Contact an FRO defense lawyer in Cherry Hill, NJ at our firm for assistance with filing or fighting a TRO or FRO in New Jersey. Our dedicated team will review your case, gather evidence, and represent you in court so that you can either win a TRO/FRO petition or have one struck down, depending on the circumstances of the case. Contact us today to learn more.
Frequently Asked Questions About Final Restraining Orders in New Jersey
It can be difficult to do so, but FROs can be removed. This can only happen if you appeal your case and win, or the plaintiff voluntarily dismisses the restraining order they have against you. You can also file a motion to have the FRO removed if you can prove that the circumstances of your case have changed so much as to warrant a lifting of the FRO restrictions.
FRO cases are civil cases, not criminal cases, and you can represent yourself in your FRO hearing if you wish, but arguing your case in court, convincingly presenting your evidence, and disproving the claims of the opposing party are best left to legal professionals.
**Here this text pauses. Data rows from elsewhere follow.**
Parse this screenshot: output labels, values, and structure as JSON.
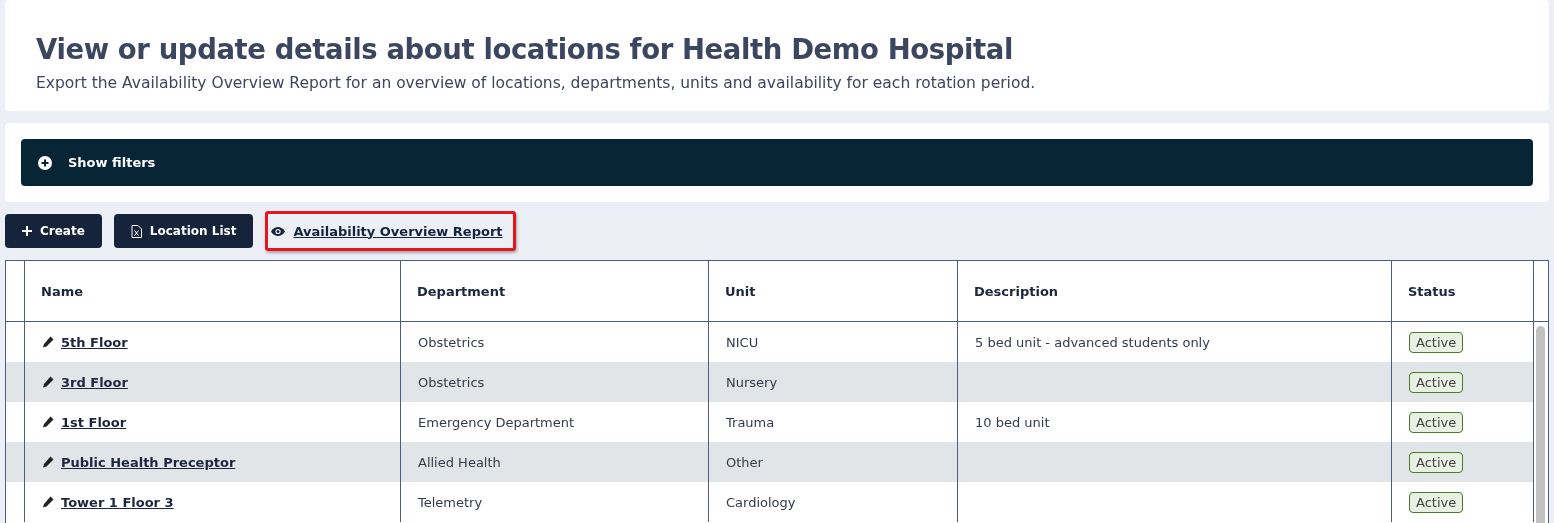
{
  "header": {
    "title": "View or update details about locations for Health Demo Hospital",
    "subtitle": "Export the Availability Overview Report for an overview of locations, departments, units and availability for each rotation period."
  },
  "filters": {
    "label": "Show filters",
    "expanded": false
  },
  "toolbar": [
    {
      "kind": "button",
      "label": "Create",
      "highlighted": false
    },
    {
      "kind": "button",
      "label": "Location List",
      "highlighted": false
    },
    {
      "kind": "link",
      "label": "Availability Overview Report",
      "highlighted": true
    }
  ],
  "table": {
    "columns": [
      "Name",
      "Department",
      "Unit",
      "Description",
      "Status"
    ],
    "rows": [
      {
        "name": "5th Floor",
        "department": "Obstetrics",
        "unit": "NICU",
        "description": "5 bed unit - advanced students only",
        "status": "Active"
      },
      {
        "name": "3rd Floor",
        "department": "Obstetrics",
        "unit": "Nursery",
        "description": "",
        "status": "Active"
      },
      {
        "name": "1st Floor",
        "department": "Emergency Department",
        "unit": "Trauma",
        "description": "10 bed unit",
        "status": "Active"
      },
      {
        "name": "Public Health Preceptor",
        "department": "Allied Health",
        "unit": "Other",
        "description": "",
        "status": "Active"
      },
      {
        "name": "Tower 1 Floor 3",
        "department": "Telemetry",
        "unit": "Cardiology",
        "description": "",
        "status": "Active"
      }
    ]
  }
}
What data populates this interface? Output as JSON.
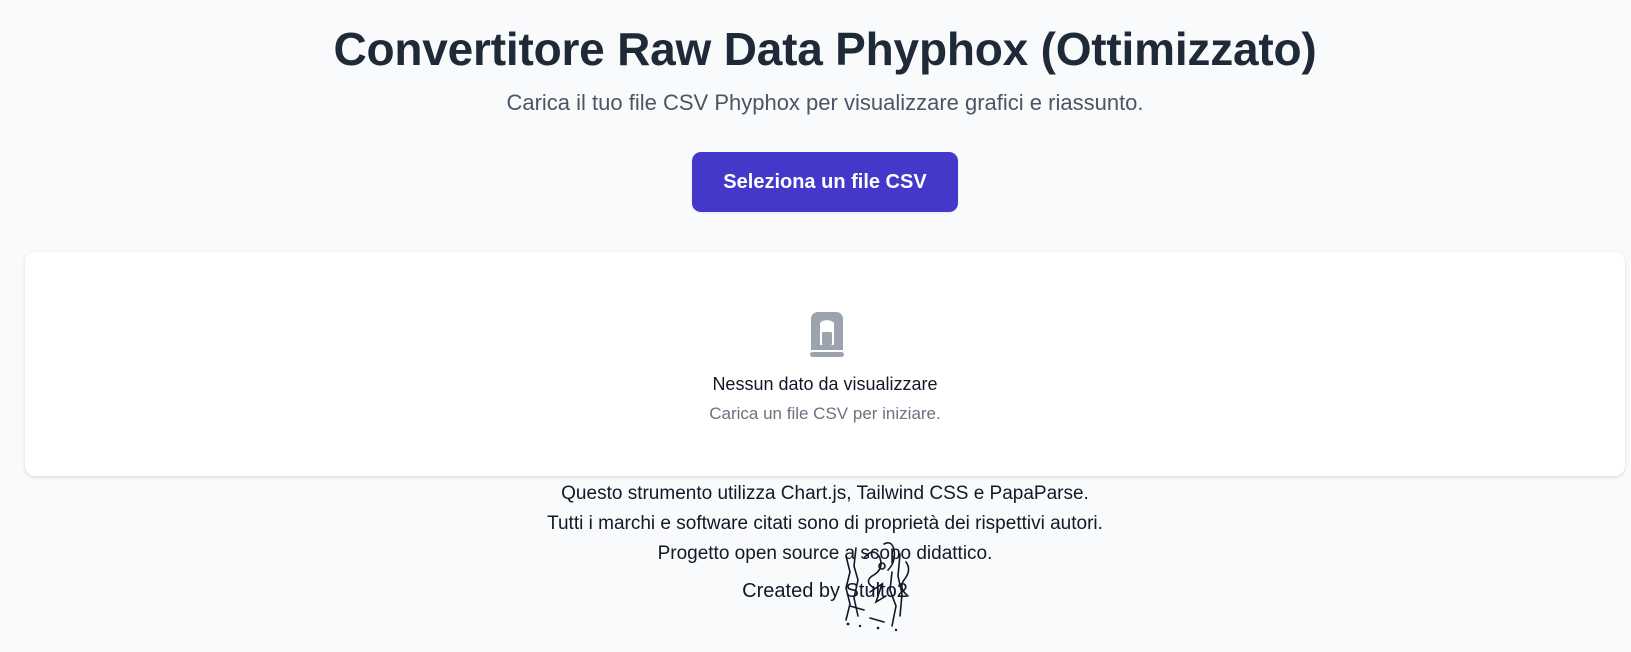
{
  "header": {
    "title": "Convertitore Raw Data Phyphox (Ottimizzato)",
    "subtitle": "Carica il tuo file CSV Phyphox per visualizzare grafici e riassunto."
  },
  "upload": {
    "button_label": "Seleziona un file CSV"
  },
  "empty_state": {
    "icon": "document-lock-icon",
    "title": "Nessun dato da visualizzare",
    "hint": "Carica un file CSV per iniziare."
  },
  "footer": {
    "lines": [
      "Questo strumento utilizza Chart.js, Tailwind CSS e PapaParse.",
      "Tutti i marchi e software citati sono di proprietà dei rispettivi autori.",
      "Progetto open source a scopo didattico."
    ],
    "credit": "Created by Stulto2"
  },
  "colors": {
    "background": "#f8fafc",
    "primary_button": "#4338ca",
    "card": "#ffffff",
    "icon": "#9ca3af"
  }
}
Contact us today for a detailed walkthrough of how we can help you and how we can – based on the evidence – build a sound defense for your FRO case.